Chandhok: The Linux kernel is the central key element of the common baseline package we would like to see emerge in mobile Linux. This engineer will help QuIC make important upstream contributions to the Linux kernel that, ideally, would be part of this common package. At a minimum, we expect this individual to help make valuable upstream kernel contributions that make it into the main distributions on offer today, or coming in subsequent years.‚Ä®‚Ä®
How important is a common set of tools for delivering consistent support for Linux-based products to your customers? What are you doing today to ensure you can achieve that?‚Ä®
Chandhok: Well, every developer would love to have only one set of really excellent tools, right? In that utopian construct, the simple answer to your questions is: Very Important. But a single common set of tools is not going to happen. We are happy to help tools developers improve their tools but, at the end of the day, the best place we can have an impact is by providing a common set of excellent tools specific to the particular features and capabilities of our chipset system software, tools which integrate well with the larger set of tools being provided to the developer and manufacturer communities. We have a long ways to go on our tools development efforts. I wish we were farther along. But we are getting there. I would point to the Adreno Profiler, which helps developers write for our GPU; the Snapdragon Mobile Developer Platform (MDP), which we announced at Uplinq 2010 at the end of June, and the Snapdragon MDP’s Trepn™ power profiling tool that helps developers optimize their app’s power-usage. And more tools are in the works. ‚Ä®‚Ä®
Having been founded in 1985, Qualcomm has been around the block. What knowledge and experiences are you drawing on to advance the company in an environment now dominated by open platforms?‚Ä®
Chandhok: Let me start by saying quite simply: We really like the move to open platforms. The emergence of open mobile platforms is essentially an organic evolution towards standardization. Standards, as nettlesome as defining them can be, are good things.

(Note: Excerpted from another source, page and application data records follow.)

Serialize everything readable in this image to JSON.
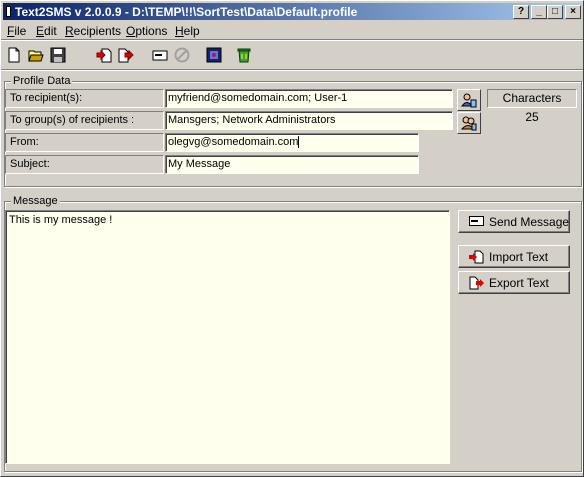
{
  "window": {
    "title": "Text2SMS v 2.0.0.9 - D:\\TEMP\\!!\\SortTest\\Data\\Default.profile",
    "help_btn": "?",
    "minimize_btn": "_",
    "maximize_btn": "□",
    "close_btn": "×"
  },
  "menu": {
    "items": [
      {
        "accel": "F",
        "rest": "ile"
      },
      {
        "accel": "E",
        "rest": "dit"
      },
      {
        "accel": "R",
        "rest": "ecipients"
      },
      {
        "accel": "O",
        "rest": "ptions"
      },
      {
        "accel": "H",
        "rest": "elp"
      }
    ]
  },
  "toolbar": {
    "icons": [
      "new-file-icon",
      "open-folder-icon",
      "save-disk-icon",
      "import-icon",
      "export-icon",
      "send-envelope-icon",
      "cancel-icon",
      "settings-film-icon",
      "recycle-bin-icon"
    ]
  },
  "profile": {
    "group_label": "Profile Data",
    "to_label": "To recipient(s):",
    "to_value": "myfriend@somedomain.com; User-1",
    "group_recipients_label": "To group(s) of recipients :",
    "group_recipients_value": "Mansgers; Network Administrators",
    "from_label": "From:",
    "from_value": "olegvg@somedomain.com",
    "subject_label": "Subject:",
    "subject_value": "My Message",
    "characters_label": "Characters",
    "characters_count": "25"
  },
  "message": {
    "group_label": "Message",
    "text": "This is my message !",
    "send_label": "Send Message",
    "import_label": "Import Text",
    "export_label": "Export Text"
  },
  "colors": {
    "titlebar_start": "#0a246a",
    "titlebar_end": "#a6caf0",
    "input_bg": "#ffffee",
    "window_bg": "#d4d0c8"
  }
}
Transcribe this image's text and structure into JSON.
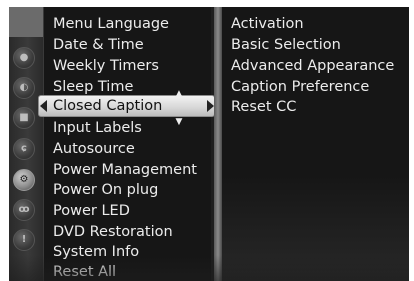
{
  "side_icons": [
    {
      "name": "picture-icon",
      "glyph": "●"
    },
    {
      "name": "audio-icon",
      "glyph": "◐"
    },
    {
      "name": "timer-icon",
      "glyph": "■"
    },
    {
      "name": "lock-icon",
      "glyph": "ɕ"
    },
    {
      "name": "setup-icon",
      "glyph": "⚙"
    },
    {
      "name": "network-icon",
      "glyph": "ꝏ"
    },
    {
      "name": "info-icon",
      "glyph": "!"
    }
  ],
  "menu": {
    "items": [
      {
        "label": "Menu Language"
      },
      {
        "label": "Date & Time"
      },
      {
        "label": "Weekly Timers"
      },
      {
        "label": "Sleep Time"
      },
      {
        "label": "Closed Caption"
      },
      {
        "label": "Input Labels"
      },
      {
        "label": "Autosource"
      },
      {
        "label": "Power Management"
      },
      {
        "label": "Power On plug"
      },
      {
        "label": "Power LED"
      },
      {
        "label": "DVD Restoration"
      },
      {
        "label": "System Info"
      },
      {
        "label": "Reset All"
      }
    ],
    "selected_index": 4,
    "up_glyph": "▲",
    "down_glyph": "▼"
  },
  "submenu": {
    "items": [
      {
        "label": "Activation"
      },
      {
        "label": "Basic Selection"
      },
      {
        "label": "Advanced Appearance"
      },
      {
        "label": "Caption Preference"
      },
      {
        "label": "Reset CC"
      }
    ]
  },
  "colors": {
    "panel_bg": "#161616",
    "text": "#ececec",
    "highlight": "#d6d6d6",
    "selected_text": "#111111"
  }
}
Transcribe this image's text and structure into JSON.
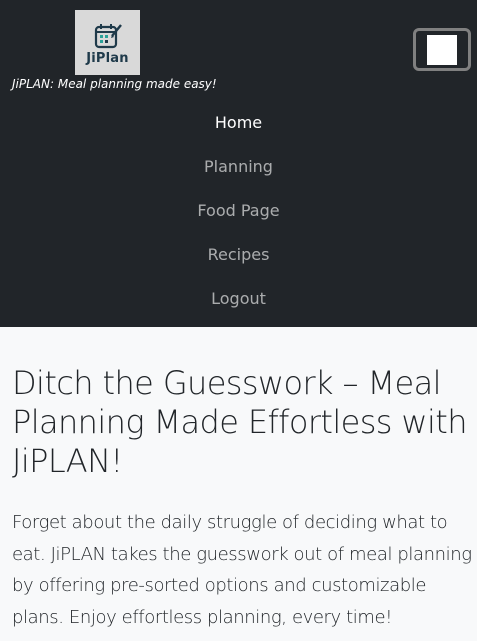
{
  "brand": {
    "logo_text": "JiPlan",
    "tagline": "JiPLAN: Meal planning made easy!",
    "logo_icon": "calendar-checklist-icon"
  },
  "toggler": {
    "icon": "hamburger-menu-icon"
  },
  "nav": {
    "items": [
      {
        "label": "Home",
        "active": true
      },
      {
        "label": "Planning",
        "active": false
      },
      {
        "label": "Food Page",
        "active": false
      },
      {
        "label": "Recipes",
        "active": false
      },
      {
        "label": "Logout",
        "active": false
      }
    ]
  },
  "hero": {
    "title": "Ditch the Guesswork – Meal Planning Made Effortless with JiPLAN!",
    "body": "Forget about the daily struggle of deciding what to eat. JiPLAN takes the guesswork out of meal planning by offering pre-sorted options and customizable plans. Enjoy effortless planning, every time!"
  },
  "colors": {
    "navbar_bg": "#212529",
    "page_bg": "#f8f9fa",
    "logo_bg": "#d9d9d9",
    "text_dark": "#212529"
  }
}
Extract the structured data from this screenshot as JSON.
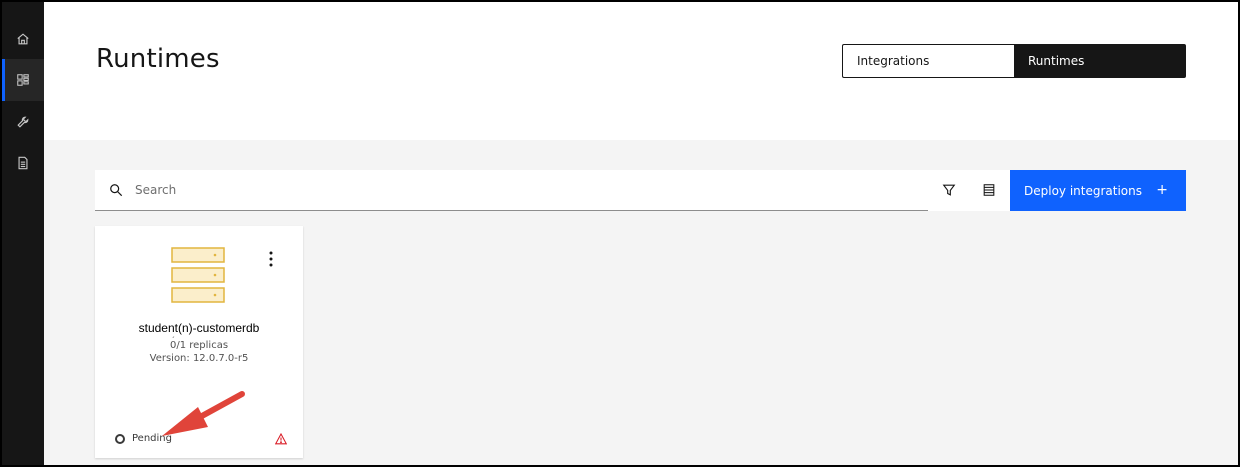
{
  "rail": {
    "items": [
      {
        "icon": "home-icon"
      },
      {
        "icon": "dashboard-icon",
        "active": true
      },
      {
        "icon": "wrench-icon"
      },
      {
        "icon": "document-icon"
      }
    ]
  },
  "header": {
    "title": "Runtimes",
    "switcher": {
      "integrations_label": "Integrations",
      "runtimes_label": "Runtimes"
    }
  },
  "toolbar": {
    "search_placeholder": "Search",
    "deploy_label": "Deploy integrations",
    "deploy_plus": "+"
  },
  "card": {
    "name": "student(n)-customerdb",
    "tick": "´",
    "replicas": "0/1 replicas",
    "version": "Version: 12.0.7.0-r5",
    "status": "Pending",
    "icon_color": "#f1c21b"
  },
  "colors": {
    "accent": "#0f62fe",
    "rail": "#161616",
    "annotation_arrow": "#e0443a",
    "warning": "#da1e28"
  }
}
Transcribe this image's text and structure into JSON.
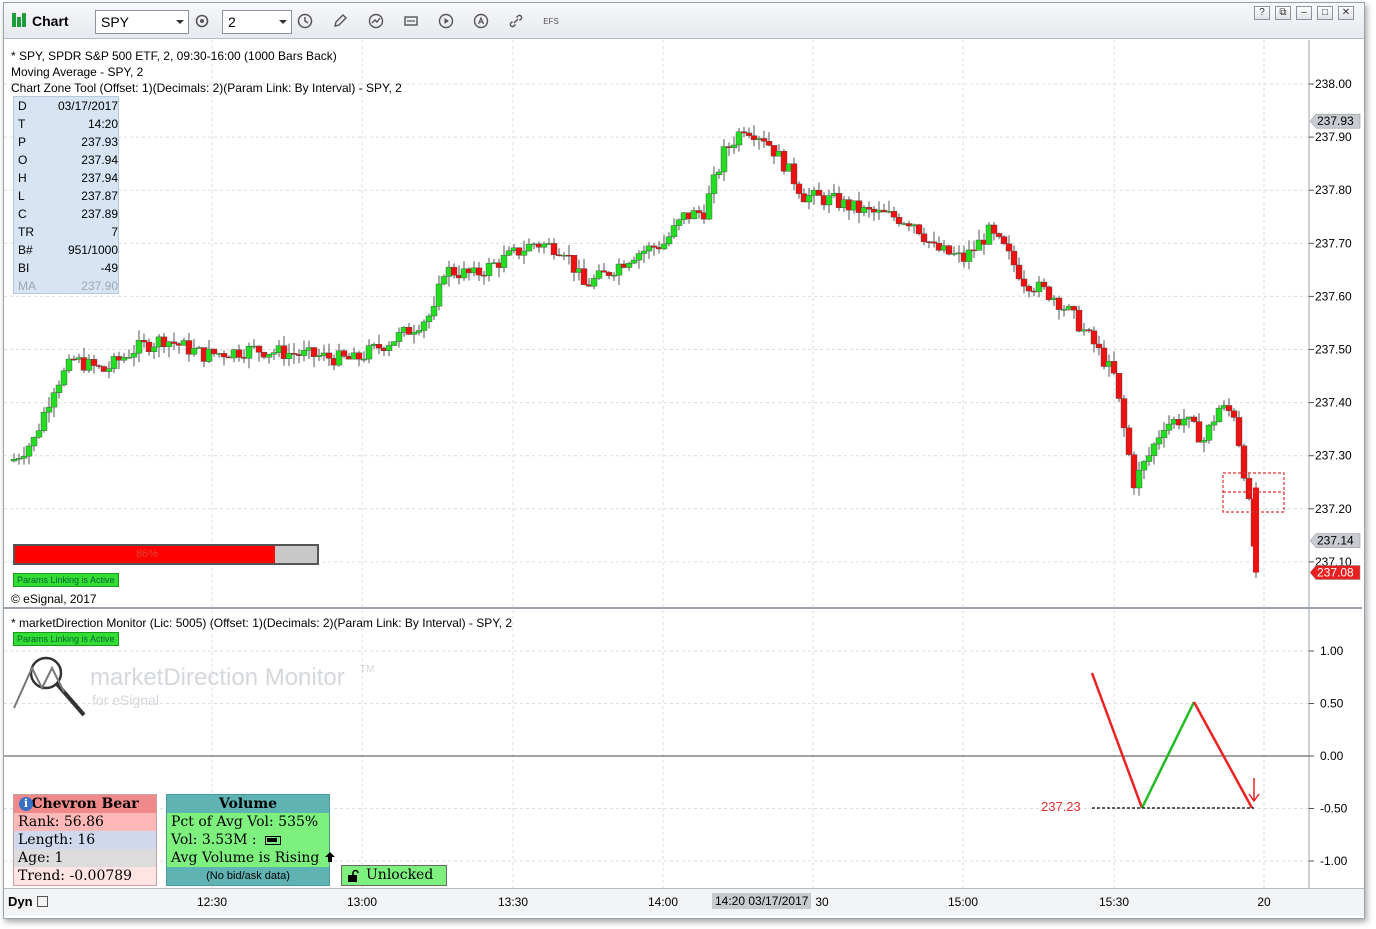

Our primary differentiation is in our advanced chipset+system software designs. That is where we compete. Open platforms pose no issues for our business model. In fact, they are helping us by creating a larger set of cooperative relationships for us. Qualcomm working as a good partner with many companies across the mobile space, including those we also compete with, is a good thing — for us and for the industry. The direct answer to your question can be found in my previous answers, but let me sum it up: We are drawing on our deep knowledge of all things mobile (a knowledge and expertise which I would argue is second to none) to bring optimal uniquely mobile capabilities to mobile open source. And, for mobile developers and our manufacturer customers, we tightly integrate and optimize open source OSes (all the leading OSes our customers are implementing, actually) with our chipsets, which themselves feature software that functions as a highly optimized system. The intent quite plainly is so HLOSes–and the apps that developers write to them–run best on Qualcomm chipset-based mobile devices.